We knew the old way of doing business would not support the enhancements and staffing model of the LLC design. Transition counselors worked independently on site at schools or employers, outside of the main VocRehab office environment. Along with youth employment specialists, they covered the high schools in a district and coordinated services across varied catchment areas. However, there were differences in how staff delivered transition services, and the patchwork of approaches and work styles made integrating LLC staff and priorities difficult.
To standardize the transition program experience for schools, youth, and families, and to align local offices with statewide initiatives, VocRehab changed its approach to transition programming and staffing. It created district youth teams to provide consistent, organized, and agile communication and collaboration. District-based transition counselors, youth employment specialists, and career consultants from across the state meet weekly or biweekly using a uniform format for meetings to clarify their roles, discuss individual cases, coordinate activities, and discuss other topics.
At the same time, VocRehab rolled out a careers initiative. It focused on long-term career goals and encouraged participants to view the relationship with VocRehab as an enduring one rather than a one-time interaction. Staff proposed possible careers based on a person’s interests, readiness, and life situation and offered a continuum of experiences related to those careers. In the transition program, this change provided a road map for youths’ aspirational journeys and encouraged them to return to VocRehab for future support. As LLC ends, the newly expanded district youth teams are supporting the rollout of the careers initiative across Vermont.
Better access to assistive technology—a small change with big potential

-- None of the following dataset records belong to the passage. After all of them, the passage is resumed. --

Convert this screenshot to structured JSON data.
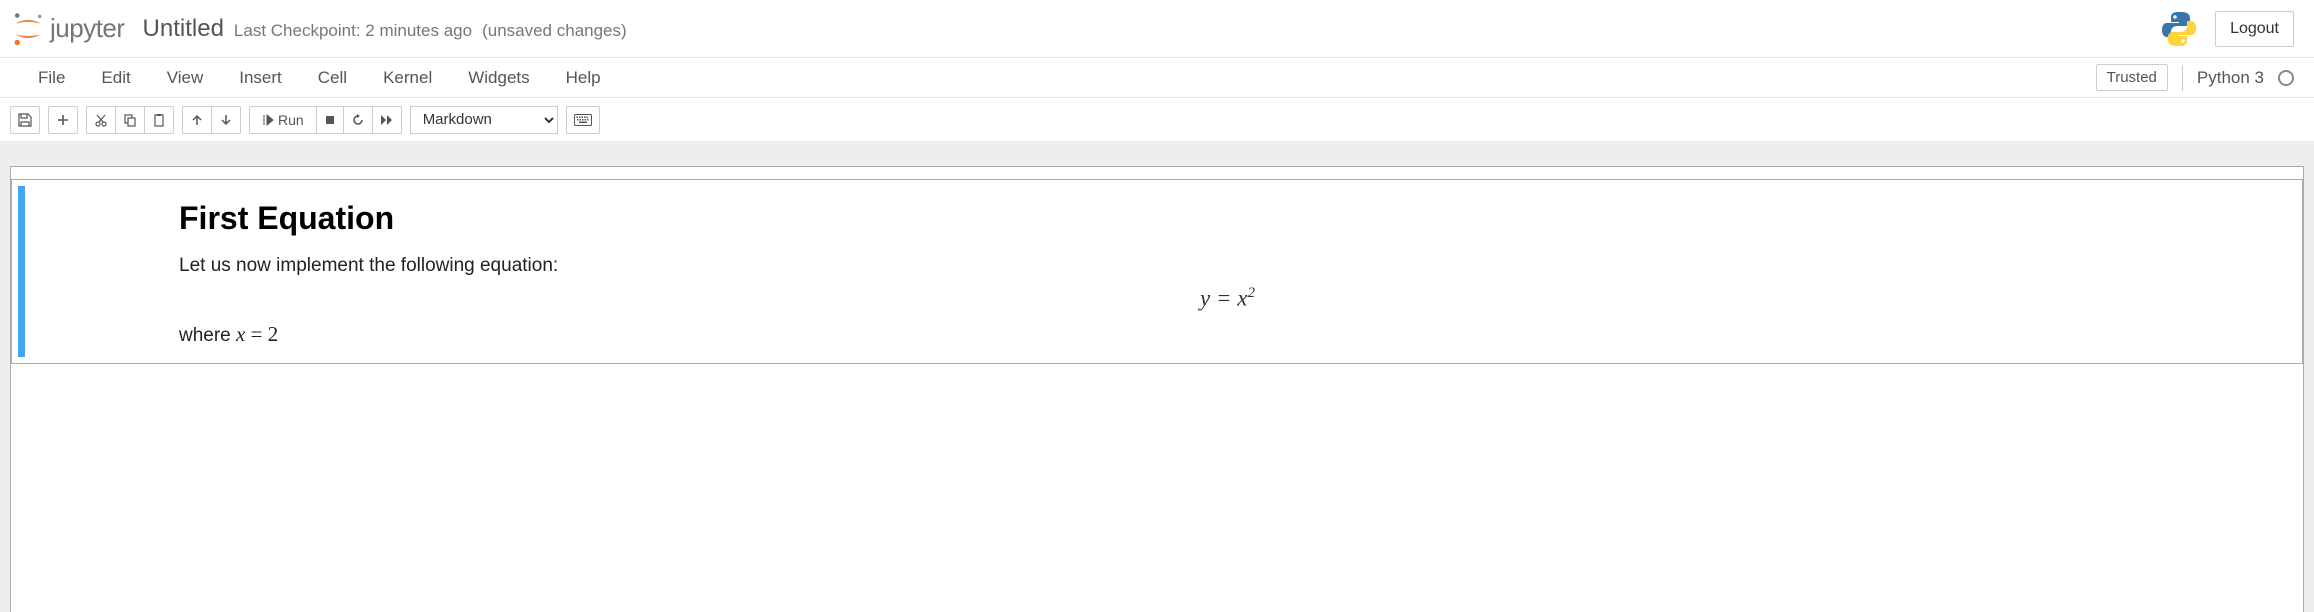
{
  "header": {
    "logo_text": "jupyter",
    "notebook_name": "Untitled",
    "checkpoint": "Last Checkpoint: 2 minutes ago",
    "unsaved": "(unsaved changes)",
    "logout_label": "Logout"
  },
  "menubar": {
    "items": [
      "File",
      "Edit",
      "View",
      "Insert",
      "Cell",
      "Kernel",
      "Widgets",
      "Help"
    ],
    "trusted_label": "Trusted",
    "kernel_name": "Python 3"
  },
  "toolbar": {
    "run_label": "Run",
    "cell_type": "Markdown"
  },
  "cell": {
    "heading": "First Equation",
    "intro": "Let us now implement the following equation:",
    "equation_lhs": "y",
    "equation_eq": " = ",
    "equation_rhs_base": "x",
    "equation_rhs_exp": "2",
    "where_prefix": "where ",
    "where_var": "x",
    "where_eq": " = ",
    "where_val": "2"
  }
}
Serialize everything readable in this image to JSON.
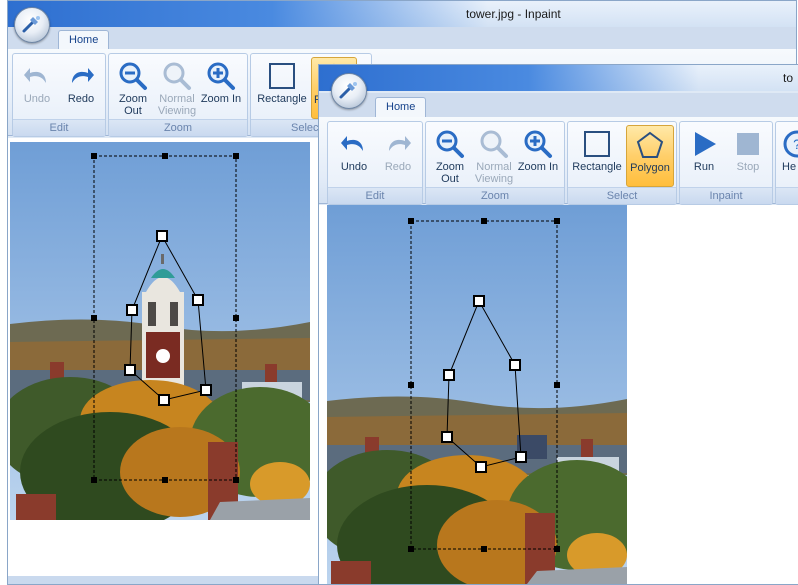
{
  "back_window": {
    "title": "tower.jpg - Inpaint",
    "tab": "Home",
    "groups": {
      "edit": "Edit",
      "zoom": "Zoom",
      "select": "Select"
    },
    "buttons": {
      "undo": "Undo",
      "redo": "Redo",
      "zoom_out": "Zoom Out",
      "normal_viewing": "Normal Viewing",
      "zoom_in": "Zoom In",
      "rectangle": "Rectangle",
      "polygon": "Po"
    }
  },
  "front_window": {
    "title": "to",
    "tab": "Home",
    "groups": {
      "edit": "Edit",
      "zoom": "Zoom",
      "select": "Select",
      "inpaint": "Inpaint"
    },
    "buttons": {
      "undo": "Undo",
      "redo": "Redo",
      "zoom_out": "Zoom Out",
      "normal_viewing": "Normal Viewing",
      "zoom_in": "Zoom In",
      "rectangle": "Rectangle",
      "polygon": "Polygon",
      "run": "Run",
      "stop": "Stop",
      "help": "He"
    }
  },
  "colors": {
    "accent_blue": "#2a6cc4",
    "active_button": "#ffcf6a",
    "sky": "#8fb4df",
    "foliage_orange": "#d08a22"
  }
}
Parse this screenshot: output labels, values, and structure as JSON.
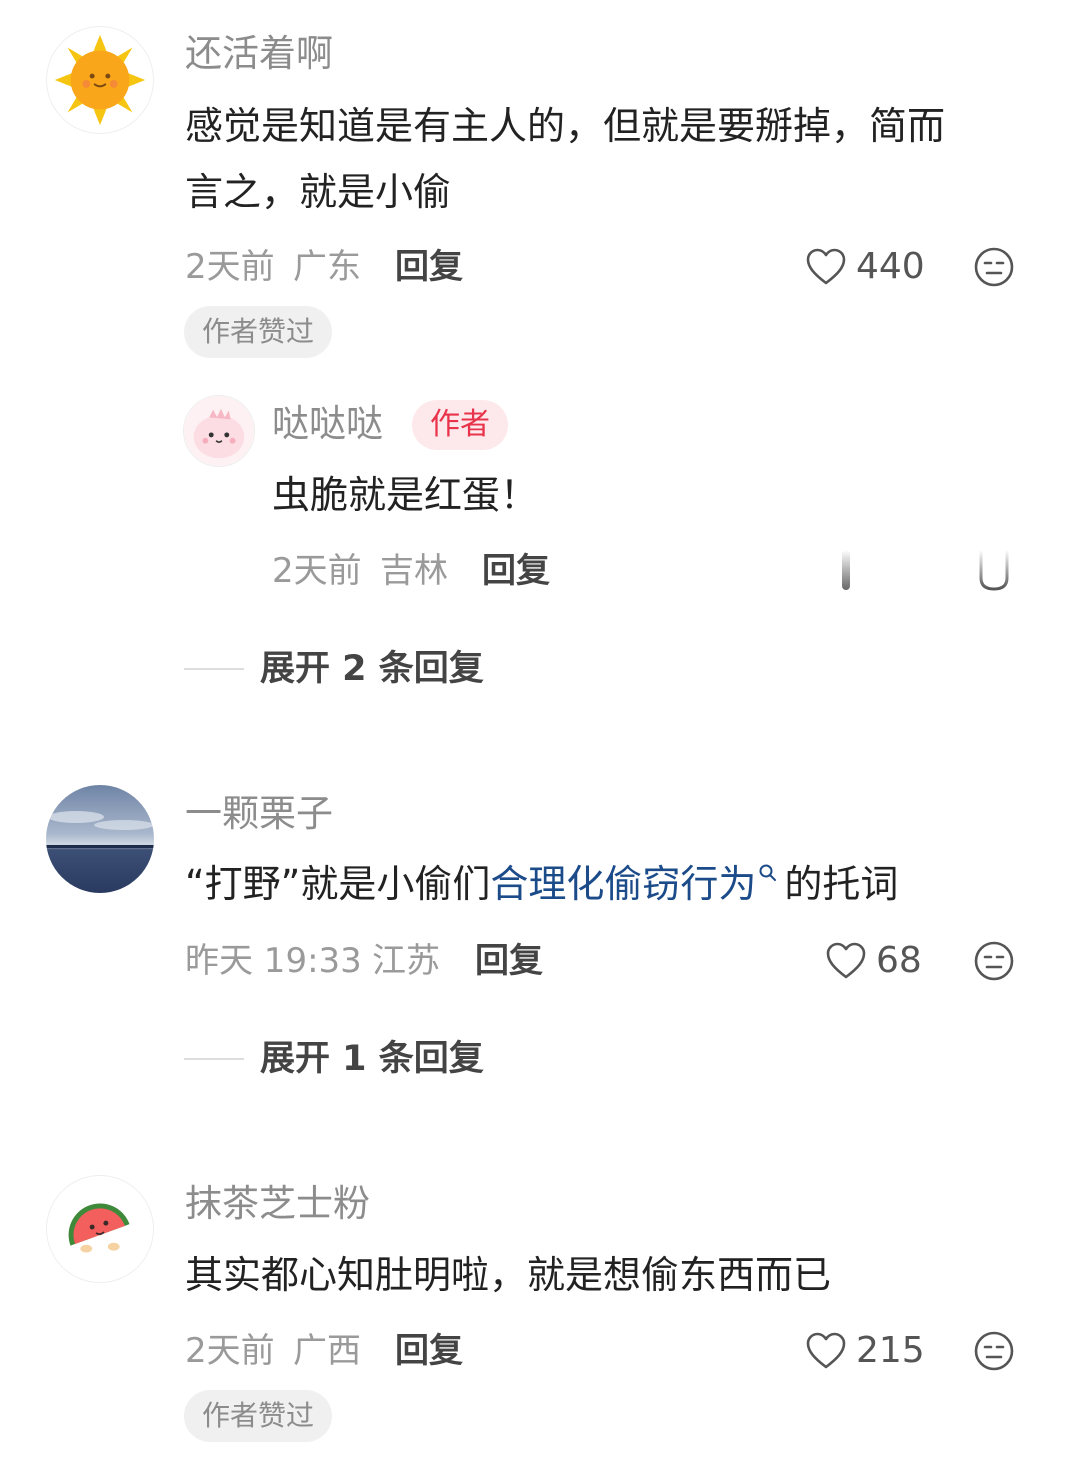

Although high schools can deliver assistive technology solutions to students with disabilities, many of them lack the funding or expertise to do this well or equitably. The LLC program included two full-time staff and additional funding to offer assistive technology, and the evaluation found this approach led to more students using these services. As a result of its experiences, VocRehab will continue this support using existing funding, providing transition teams with greater access to education, training, and dedicated budgets to find and buy assistive technology that youth can use on work sites and in postsecondary education and training settings.
The COVID-19 pandemic has highlighted the significant role of technology in engaging youth. The ability to connect through a variety of media allows staff to tailor their outreach and meet youth on their preferred platforms. Nonetheless, many youth do not have the means to buy or maintain needed technology. With this in mind, VocRehab created a budget for district youth teams to help meet the demand for appropriately matched technology, which can include devices, phone or tablet applications, and other related items. This commitment to meet the assistive and communication technology needs of clients gives staff and partners the confidence to encourage youth to pursue more ambitious employment and educational goals.
Vocational rehabilitation agencies across the country face pressures in working with more students and young adults with disabilities and developing programs tailored to their needs. The programmatic and policy changes that VocRehab is pursuing to better address the needs of their youth use existing resources and funding, offering a road map for other agencies. VocRehab’s experiences with LLC led the agency to reallocate staffing to the transition program, extend the time that staff work with youth into young adulthood, reorient service delivery toward long-term career prospects, and add needed assistive technology services. In strengthening the workforce system so that people with disabilities can achieve employment and other goals, these changes embody the intent and spirit of the Workforce Innovation and Opportunity Act.